NASHVILLE, Tenn. (WTVF) — A controversial post in which the City of Murfreesboro warned residents that the news media were just trying to "generate clicks" in covering the COVID-19 pandemic was written by City Manager Craig Tindall, public records show.
Emails, obtained by NewsChannel 5 Investigates under the Tennessee Public Records Act, show that Tindall sent the statement to his assistant and the city's public information director with instructions to proofread and "post this on our website, prominently and at the topmost of the home page. Also distribute through social media."
A day after that post, the Tennessee Department of Health confirmed Friday that Rutherford County, where Murfreesboro is located, had recorded its first case of the coronavirus.
The city manager did not respond to NewsChannel 5's request for comment, but Murfreesboro Mayor Shane McFarland said Tindall admitted he had made a mistake.
"We, as elected officials, should always take caution in what's being posted," McFarland said.
"It should have never been posted. It was something that I stressed to our team today that we really need to make sure that our social media accounts are not about opinions, but they are about facts. That's what we want to do."
McFarland said he first became aware of the post after NewsChannel 5 Investigates tweeted an image and tagged him.
Thanks, Mr. Mayor. Who was responsible? https://t.co/kezyzxEKV4
— Phil Williams (@NC5PhilWilliams) March 12, 2020
That original post assured residents that COVID-19, "like other virus outbreaks, will quickly pass."
"Unfortunately, today's media know that negative or overtly controversial stories receive more attention and thereby generate traffic to their publications, broadcasts, and websites," the post read.
It urged that media reports be ignored.
"Instead seek information from reputable sources like the U.S. Center for Disease Control, Tennessee Department of Health or the World Health Organization."
City officials deleted the anti-media remarks after facing a social-media backlash.

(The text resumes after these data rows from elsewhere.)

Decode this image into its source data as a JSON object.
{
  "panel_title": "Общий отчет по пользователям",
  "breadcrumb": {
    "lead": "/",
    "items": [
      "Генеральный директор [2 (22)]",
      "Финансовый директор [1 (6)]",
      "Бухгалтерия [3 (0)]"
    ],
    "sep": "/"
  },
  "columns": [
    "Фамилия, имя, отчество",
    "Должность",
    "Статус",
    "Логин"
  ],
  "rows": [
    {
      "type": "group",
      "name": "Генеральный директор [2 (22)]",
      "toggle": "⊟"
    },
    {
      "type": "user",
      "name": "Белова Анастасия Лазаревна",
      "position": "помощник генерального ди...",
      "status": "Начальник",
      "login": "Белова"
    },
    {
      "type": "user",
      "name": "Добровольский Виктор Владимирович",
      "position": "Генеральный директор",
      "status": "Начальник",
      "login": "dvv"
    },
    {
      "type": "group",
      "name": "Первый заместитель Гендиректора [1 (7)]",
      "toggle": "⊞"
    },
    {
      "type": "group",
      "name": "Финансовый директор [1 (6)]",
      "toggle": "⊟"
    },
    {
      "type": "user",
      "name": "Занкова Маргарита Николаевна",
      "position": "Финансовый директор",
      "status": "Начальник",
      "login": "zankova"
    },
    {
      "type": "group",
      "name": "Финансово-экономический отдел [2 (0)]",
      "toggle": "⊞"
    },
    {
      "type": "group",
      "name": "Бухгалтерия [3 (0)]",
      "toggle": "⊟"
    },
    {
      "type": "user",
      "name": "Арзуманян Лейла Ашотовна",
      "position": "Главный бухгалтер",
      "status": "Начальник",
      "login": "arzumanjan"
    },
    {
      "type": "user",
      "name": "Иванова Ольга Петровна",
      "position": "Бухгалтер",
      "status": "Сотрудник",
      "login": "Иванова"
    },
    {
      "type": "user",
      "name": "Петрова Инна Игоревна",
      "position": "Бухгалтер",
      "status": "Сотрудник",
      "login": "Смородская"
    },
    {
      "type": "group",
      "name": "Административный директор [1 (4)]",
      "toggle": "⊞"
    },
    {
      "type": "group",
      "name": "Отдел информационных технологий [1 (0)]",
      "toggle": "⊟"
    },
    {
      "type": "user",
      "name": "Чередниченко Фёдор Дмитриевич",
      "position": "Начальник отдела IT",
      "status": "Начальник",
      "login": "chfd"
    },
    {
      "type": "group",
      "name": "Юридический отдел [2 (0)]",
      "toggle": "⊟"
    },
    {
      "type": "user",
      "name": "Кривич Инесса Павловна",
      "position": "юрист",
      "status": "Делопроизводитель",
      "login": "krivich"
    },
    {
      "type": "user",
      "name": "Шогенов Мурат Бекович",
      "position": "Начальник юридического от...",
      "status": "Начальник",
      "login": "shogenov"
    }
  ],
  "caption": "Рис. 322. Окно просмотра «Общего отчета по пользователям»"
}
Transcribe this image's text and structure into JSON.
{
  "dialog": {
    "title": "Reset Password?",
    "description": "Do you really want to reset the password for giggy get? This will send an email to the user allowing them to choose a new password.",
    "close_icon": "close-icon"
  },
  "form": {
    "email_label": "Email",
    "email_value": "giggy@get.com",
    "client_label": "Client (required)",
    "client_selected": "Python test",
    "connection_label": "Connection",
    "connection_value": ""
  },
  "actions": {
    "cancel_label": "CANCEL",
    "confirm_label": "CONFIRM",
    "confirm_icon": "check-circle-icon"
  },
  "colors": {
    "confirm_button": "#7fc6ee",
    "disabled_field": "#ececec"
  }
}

Asked if he had let Tindall know that he was not happy with his actions, Mayor McFarland responded, "I think that would be an understatement."
Tindall, who had previously served as Murfreesboro's city attorney, was hired as city manager in 2018 with an annual salary of $180,000 per year.